There was a flurry of interest when Qantas announced its fleet of A380s was going into the deep freezer for the duration of the travel downturn. The airline has 12 A380s and was halfway through an extensive refurbishment of them when the decision was made to put them in storage.
The A380s are off for a sojourn in the Mojave desert. The Qantas CEO, Alan Joyce has confirmed this, saying;
“The aircraft are being put into the Mojave desert because it’s better for them to be sitting there. The environment protects the aircraft a lot more, and we have the intention, at the right time, to activate them.”
The Qantas A380s are scattered far and wide
But they aren’t there yet. Right now, the Qantas A380s are scattered far and wide. With a bit of sleuthing, we’ve run down the current locations of each of the 12 A380s.
Three of the A380s are parked in Sydney, and three are in Melbourne. While Melbourne isn’t the A380’s home base, it is a more spacious airport with more room to park planes. There are three A380s in Los Angeles. The refurbishments were taking place in both Dresden and Abu Dhabi. Qantas has left two A380s hanging around Dresden and one parked at Abu Dhabi.
The three A380s in Sydney are VH-OQA Nancy-Bird Walton, VH-OQC Paul McGinness, and VH-OQL Phyllis Arnott. VH-OQC last flew on April 1, operating as QF6018 from Melbourne. Both VH-OQA and VH-OQL flew in from Darwin on March 28 and 27, respectively. These flights would have been the tail end of the short but interesting London-Darwin-Sydney QF2 flights.

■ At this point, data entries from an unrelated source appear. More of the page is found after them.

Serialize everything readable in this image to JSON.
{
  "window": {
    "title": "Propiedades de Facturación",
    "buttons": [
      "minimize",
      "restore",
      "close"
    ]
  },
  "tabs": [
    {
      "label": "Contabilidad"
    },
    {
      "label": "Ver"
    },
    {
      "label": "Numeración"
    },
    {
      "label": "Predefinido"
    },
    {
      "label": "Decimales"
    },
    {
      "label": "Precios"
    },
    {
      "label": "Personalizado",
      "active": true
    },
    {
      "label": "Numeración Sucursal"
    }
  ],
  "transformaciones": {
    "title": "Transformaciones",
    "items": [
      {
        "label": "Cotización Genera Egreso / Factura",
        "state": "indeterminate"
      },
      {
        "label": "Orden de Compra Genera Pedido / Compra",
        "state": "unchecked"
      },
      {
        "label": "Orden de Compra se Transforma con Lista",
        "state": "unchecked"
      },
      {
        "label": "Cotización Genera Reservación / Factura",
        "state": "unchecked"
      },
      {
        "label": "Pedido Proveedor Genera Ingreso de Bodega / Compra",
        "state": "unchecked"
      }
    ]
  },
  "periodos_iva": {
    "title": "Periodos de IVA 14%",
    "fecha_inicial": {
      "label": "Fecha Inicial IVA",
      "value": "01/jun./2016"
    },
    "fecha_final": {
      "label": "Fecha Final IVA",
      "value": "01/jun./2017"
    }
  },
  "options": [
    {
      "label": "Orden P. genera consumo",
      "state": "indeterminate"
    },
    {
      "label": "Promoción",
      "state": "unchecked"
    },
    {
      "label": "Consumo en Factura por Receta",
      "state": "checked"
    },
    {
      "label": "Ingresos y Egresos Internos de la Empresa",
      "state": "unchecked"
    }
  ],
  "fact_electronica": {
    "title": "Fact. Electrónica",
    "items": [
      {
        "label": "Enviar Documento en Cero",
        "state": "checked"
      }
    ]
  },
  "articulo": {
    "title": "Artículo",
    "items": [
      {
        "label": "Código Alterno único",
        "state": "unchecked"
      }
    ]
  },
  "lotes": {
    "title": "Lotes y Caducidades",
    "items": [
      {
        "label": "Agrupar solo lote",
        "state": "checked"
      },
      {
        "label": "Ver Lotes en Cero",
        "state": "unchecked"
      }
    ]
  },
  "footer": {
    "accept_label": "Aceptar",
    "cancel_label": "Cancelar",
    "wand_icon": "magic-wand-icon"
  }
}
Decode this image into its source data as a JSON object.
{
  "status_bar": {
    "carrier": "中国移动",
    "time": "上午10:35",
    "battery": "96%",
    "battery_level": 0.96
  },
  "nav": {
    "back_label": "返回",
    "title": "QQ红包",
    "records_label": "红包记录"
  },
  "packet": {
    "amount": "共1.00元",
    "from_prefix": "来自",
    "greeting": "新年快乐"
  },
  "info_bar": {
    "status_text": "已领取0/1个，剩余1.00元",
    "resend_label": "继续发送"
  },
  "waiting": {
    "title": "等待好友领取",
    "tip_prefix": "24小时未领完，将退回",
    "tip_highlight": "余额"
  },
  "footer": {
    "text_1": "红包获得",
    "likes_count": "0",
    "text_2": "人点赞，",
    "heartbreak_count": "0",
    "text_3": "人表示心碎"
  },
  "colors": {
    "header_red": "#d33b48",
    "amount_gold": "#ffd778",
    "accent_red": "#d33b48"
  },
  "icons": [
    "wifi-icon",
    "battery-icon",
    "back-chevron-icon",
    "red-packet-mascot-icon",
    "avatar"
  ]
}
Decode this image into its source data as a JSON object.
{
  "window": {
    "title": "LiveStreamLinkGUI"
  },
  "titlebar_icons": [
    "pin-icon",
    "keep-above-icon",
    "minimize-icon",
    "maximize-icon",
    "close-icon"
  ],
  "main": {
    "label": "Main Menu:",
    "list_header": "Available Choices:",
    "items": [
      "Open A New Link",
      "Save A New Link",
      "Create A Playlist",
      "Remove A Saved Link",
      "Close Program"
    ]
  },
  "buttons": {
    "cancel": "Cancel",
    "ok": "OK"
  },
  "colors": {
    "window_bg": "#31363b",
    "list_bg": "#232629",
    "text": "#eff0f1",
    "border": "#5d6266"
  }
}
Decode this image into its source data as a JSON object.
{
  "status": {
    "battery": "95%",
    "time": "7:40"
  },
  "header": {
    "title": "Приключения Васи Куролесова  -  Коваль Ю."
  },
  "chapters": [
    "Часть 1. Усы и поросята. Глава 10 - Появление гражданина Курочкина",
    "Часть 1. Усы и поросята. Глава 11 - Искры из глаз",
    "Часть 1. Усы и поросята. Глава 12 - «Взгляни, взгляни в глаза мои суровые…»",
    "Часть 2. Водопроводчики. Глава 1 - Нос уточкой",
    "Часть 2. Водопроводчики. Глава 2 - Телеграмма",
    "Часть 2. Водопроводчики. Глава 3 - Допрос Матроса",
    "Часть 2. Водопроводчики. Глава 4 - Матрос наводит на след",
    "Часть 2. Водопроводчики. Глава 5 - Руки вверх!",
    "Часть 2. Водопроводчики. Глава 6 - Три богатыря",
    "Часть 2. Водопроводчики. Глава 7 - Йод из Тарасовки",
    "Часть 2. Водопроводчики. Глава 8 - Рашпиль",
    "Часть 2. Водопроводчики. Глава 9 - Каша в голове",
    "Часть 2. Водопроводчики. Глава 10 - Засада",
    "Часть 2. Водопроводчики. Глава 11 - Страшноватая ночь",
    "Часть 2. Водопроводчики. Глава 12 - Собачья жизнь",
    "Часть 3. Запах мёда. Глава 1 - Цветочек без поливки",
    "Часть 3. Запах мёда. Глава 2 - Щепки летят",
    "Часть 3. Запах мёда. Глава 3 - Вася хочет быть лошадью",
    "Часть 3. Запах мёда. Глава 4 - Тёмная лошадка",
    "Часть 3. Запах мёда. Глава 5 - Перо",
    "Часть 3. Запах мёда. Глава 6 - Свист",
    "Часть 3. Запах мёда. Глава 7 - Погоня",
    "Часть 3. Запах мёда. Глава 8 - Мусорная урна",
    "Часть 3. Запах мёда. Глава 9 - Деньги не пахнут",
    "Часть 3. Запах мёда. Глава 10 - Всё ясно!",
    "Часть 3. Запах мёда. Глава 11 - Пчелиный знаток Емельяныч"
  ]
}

Sitting out a chilly Melbourne winter are VH-OQE Lawrence Hargrave, VH-OQH Reginald Ansett, and VH-OQK John Duigan / Reginald Duigan. VH-OQE flew in from Los Angeles on March 22, operating as QF94. VH-OQK made a ferry flight from Sydney on April 2, operating as QF6004. VH-OQH made the same flight a few days earlier.
Three Qantas A380s are in Los Angeles
Several Qantas A380s are parked at LAX. These include VH-OQB Hudson Fysh, VH-OQF Charles Kingsford Smith, and VH-OQJ Bert Hinkler. VH-OQF was ferried over from Sydney on March 26, operating as QF6001. VH-OQJ flew the same route two days earlier, touching down into Los Angeles on March 24. When VH-OQB arrived in Los Angeles, we cannot work out, but we do know it has been there since at least mid-March.
The two A380s in Dresden are VH-OQG Charles Ulm and VH-OQI David Warren. VH-OQG has been in Germany since early February, flying in from Singapore as QF6019 on February 2. VH-OQI flew into Dresden on March 23 from Sydney, operating as QF6017. As noted, Dresden was one of two locations where the A380s were getting refurbished. That process was taking about eight weeks per plane and now seems like money ill-spent.
VH-OQD Fergus McMaster flew into Abu Dhabi from Heathrow on March 7 as QF6007. Abu Dhabi was the second spot Qantas was using to refurbish the planes.
Ultimately, the planes will end up in the Mojave desert storage facility. The interesting point is how many A380s Qantas will bring back into service. Not many people think it will be 12. Most pundits reckon the six refurbished A380s might get a second chance, but the others will be put out to pasture. Another nail in the coffin for the Airbus A380?